_Assignment_
Omitting all pictures, retype the entries below exactly as given.

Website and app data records
*** Begin section ***

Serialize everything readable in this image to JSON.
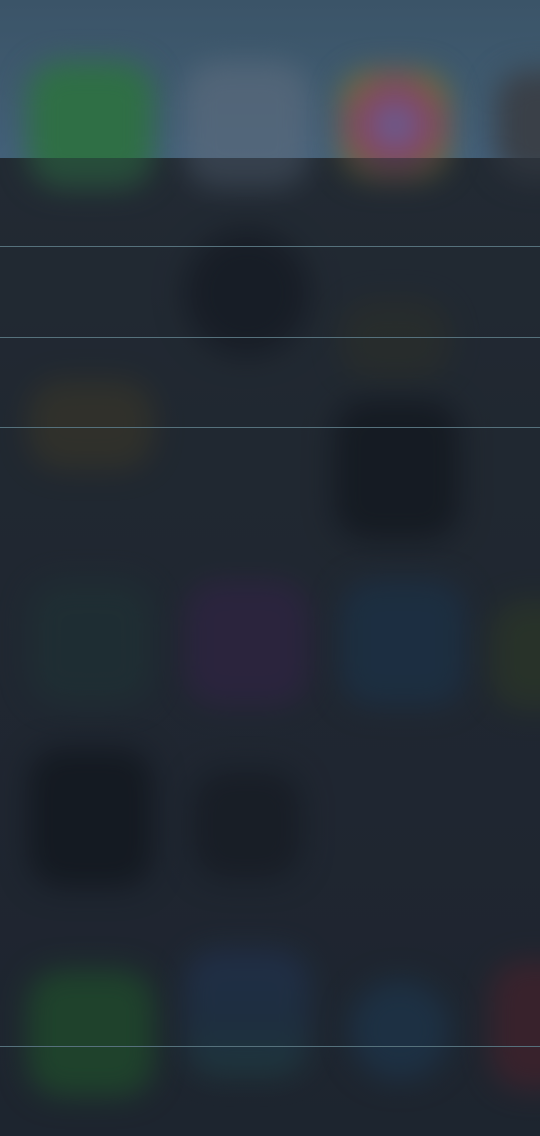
{
  "background": {
    "top_tint": "#3f5a6f",
    "sheet_tint": "#222a33",
    "divider_color": "#56717c"
  },
  "blurred_icons": [
    {
      "name": "messages-app-icon",
      "color": "#2f6f45"
    },
    {
      "name": "calendar-app-icon",
      "color": "#5a6a7c"
    },
    {
      "name": "photos-app-icon",
      "color": "#8a3f63"
    },
    {
      "name": "camera-app-icon",
      "color": "#3a4048"
    },
    {
      "name": "clock-app-icon",
      "color": "#121720"
    },
    {
      "name": "notes-app-icon",
      "color": "#5a4a1e"
    },
    {
      "name": "reminders-app-icon",
      "color": "#2a2f36"
    },
    {
      "name": "stocks-app-icon",
      "color": "#0e131a"
    },
    {
      "name": "game-center-app-icon",
      "color": "#1e3a3a"
    },
    {
      "name": "itunes-app-icon",
      "color": "#3a2350"
    },
    {
      "name": "app-store-app-icon",
      "color": "#1b3650"
    },
    {
      "name": "passbook-app-icon",
      "color": "#0c1118"
    },
    {
      "name": "compass-app-icon",
      "color": "#131820"
    },
    {
      "name": "settings-app-icon",
      "color": "#1f2a2e"
    },
    {
      "name": "phone-dock-icon",
      "color": "#1f5a2a"
    },
    {
      "name": "mail-dock-icon",
      "color": "#213a66"
    },
    {
      "name": "safari-dock-icon",
      "color": "#1c3a55"
    },
    {
      "name": "music-dock-icon",
      "color": "#5a1f2a"
    }
  ]
}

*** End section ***

_Result of this exercise_
Serialize everything readable in this image to JSON.
{
  "background": {
    "top_tint": "#3f5a6f",
    "sheet_tint": "#222a33",
    "divider_color": "#56717c"
  },
  "blurred_icons": [
    {
      "name": "messages-app-icon",
      "color": "#2f6f45"
    },
    {
      "name": "calendar-app-icon",
      "color": "#5a6a7c"
    },
    {
      "name": "photos-app-icon",
      "color": "#8a3f63"
    },
    {
      "name": "camera-app-icon",
      "color": "#3a4048"
    },
    {
      "name": "clock-app-icon",
      "color": "#121720"
    },
    {
      "name": "notes-app-icon",
      "color": "#5a4a1e"
    },
    {
      "name": "reminders-app-icon",
      "color": "#2a2f36"
    },
    {
      "name": "stocks-app-icon",
      "color": "#0e131a"
    },
    {
      "name": "game-center-app-icon",
      "color": "#1e3a3a"
    },
    {
      "name": "itunes-app-icon",
      "color": "#3a2350"
    },
    {
      "name": "app-store-app-icon",
      "color": "#1b3650"
    },
    {
      "name": "passbook-app-icon",
      "color": "#0c1118"
    },
    {
      "name": "compass-app-icon",
      "color": "#131820"
    },
    {
      "name": "settings-app-icon",
      "color": "#1f2a2e"
    },
    {
      "name": "phone-dock-icon",
      "color": "#1f5a2a"
    },
    {
      "name": "mail-dock-icon",
      "color": "#213a66"
    },
    {
      "name": "safari-dock-icon",
      "color": "#1c3a55"
    },
    {
      "name": "music-dock-icon",
      "color": "#5a1f2a"
    }
  ]
}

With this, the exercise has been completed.